• **INSTRUCTIONS TO FOLLOW**:
An exact copy of the records below is needed, with every picture left out.

• **EXTRACTED INFORMATION**:
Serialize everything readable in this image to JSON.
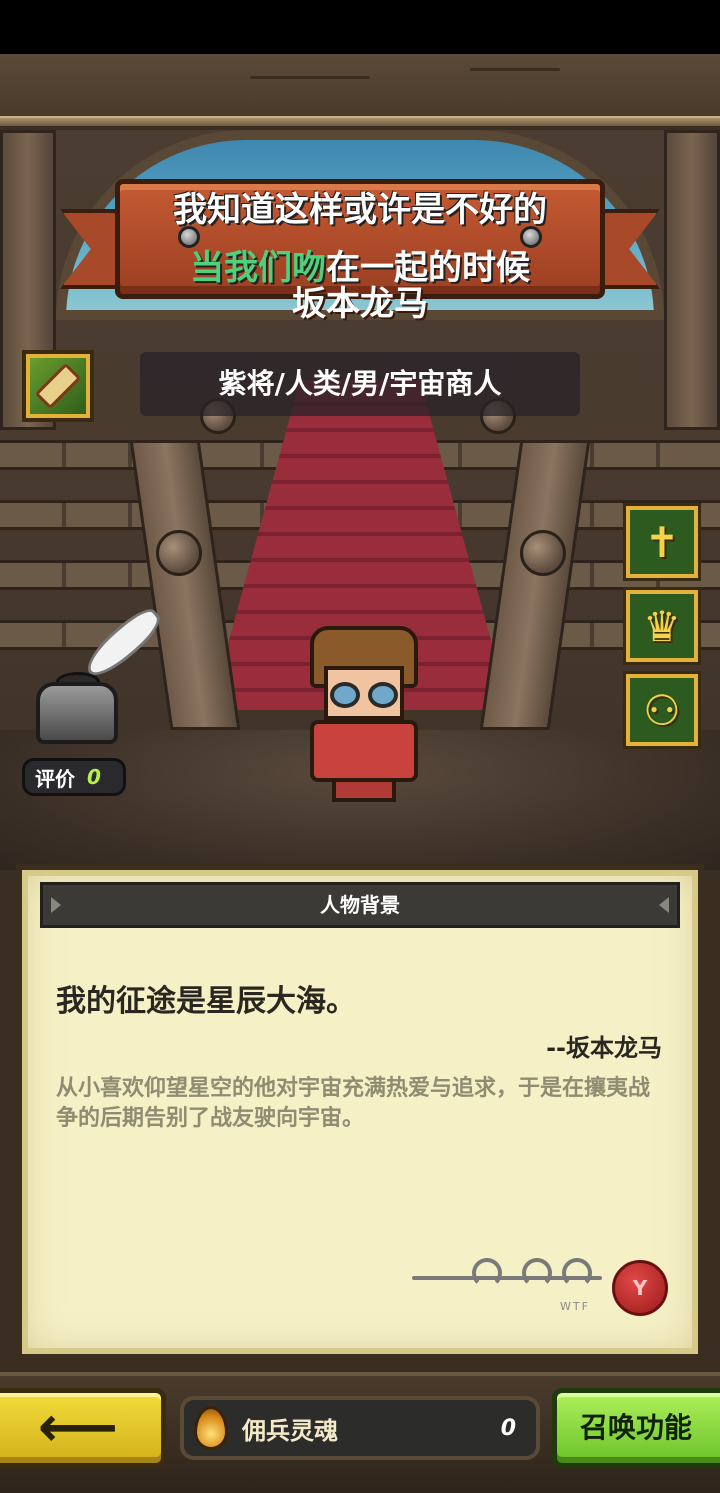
{
  "lyrics": {
    "line1": "我知道这样或许是不好的",
    "line2_highlight": "当我们吻",
    "line2_rest": "在一起的时候"
  },
  "hero": {
    "name": "坂本龙马",
    "info": "紫将/人类/男/宇宙商人"
  },
  "rating": {
    "label": "评价",
    "value": "0"
  },
  "side_icons": [
    {
      "icon": "cross-staff-icon"
    },
    {
      "icon": "crown-up-icon"
    },
    {
      "icon": "goggles-icon"
    }
  ],
  "background_panel": {
    "title": "人物背景",
    "quote": "我的征途是星辰大海。",
    "author": "--坂本龙马",
    "bio": "从小喜欢仰望星空的他对宇宙充满热爱与追求，于是在攘夷战争的后期告别了战友驶向宇宙。",
    "signature_tag": "WTF",
    "seal_letter": "Y"
  },
  "bottom": {
    "soul_label": "佣兵灵魂",
    "soul_value": "0",
    "summon_label": "召唤功能"
  },
  "colors": {
    "lyric_highlight": "#4fd07a",
    "summon_button": "#8ad63a",
    "back_button": "#e6c52a",
    "rating_value": "#b6f048"
  }
}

• **FINISHED EXERCISE**:
Serialize everything readable in this image to JSON.
{
  "lyrics": {
    "line1": "我知道这样或许是不好的",
    "line2_highlight": "当我们吻",
    "line2_rest": "在一起的时候"
  },
  "hero": {
    "name": "坂本龙马",
    "info": "紫将/人类/男/宇宙商人"
  },
  "rating": {
    "label": "评价",
    "value": "0"
  },
  "side_icons": [
    {
      "icon": "cross-staff-icon"
    },
    {
      "icon": "crown-up-icon"
    },
    {
      "icon": "goggles-icon"
    }
  ],
  "background_panel": {
    "title": "人物背景",
    "quote": "我的征途是星辰大海。",
    "author": "--坂本龙马",
    "bio": "从小喜欢仰望星空的他对宇宙充满热爱与追求，于是在攘夷战争的后期告别了战友驶向宇宙。",
    "signature_tag": "WTF",
    "seal_letter": "Y"
  },
  "bottom": {
    "soul_label": "佣兵灵魂",
    "soul_value": "0",
    "summon_label": "召唤功能"
  },
  "colors": {
    "lyric_highlight": "#4fd07a",
    "summon_button": "#8ad63a",
    "back_button": "#e6c52a",
    "rating_value": "#b6f048"
  }
}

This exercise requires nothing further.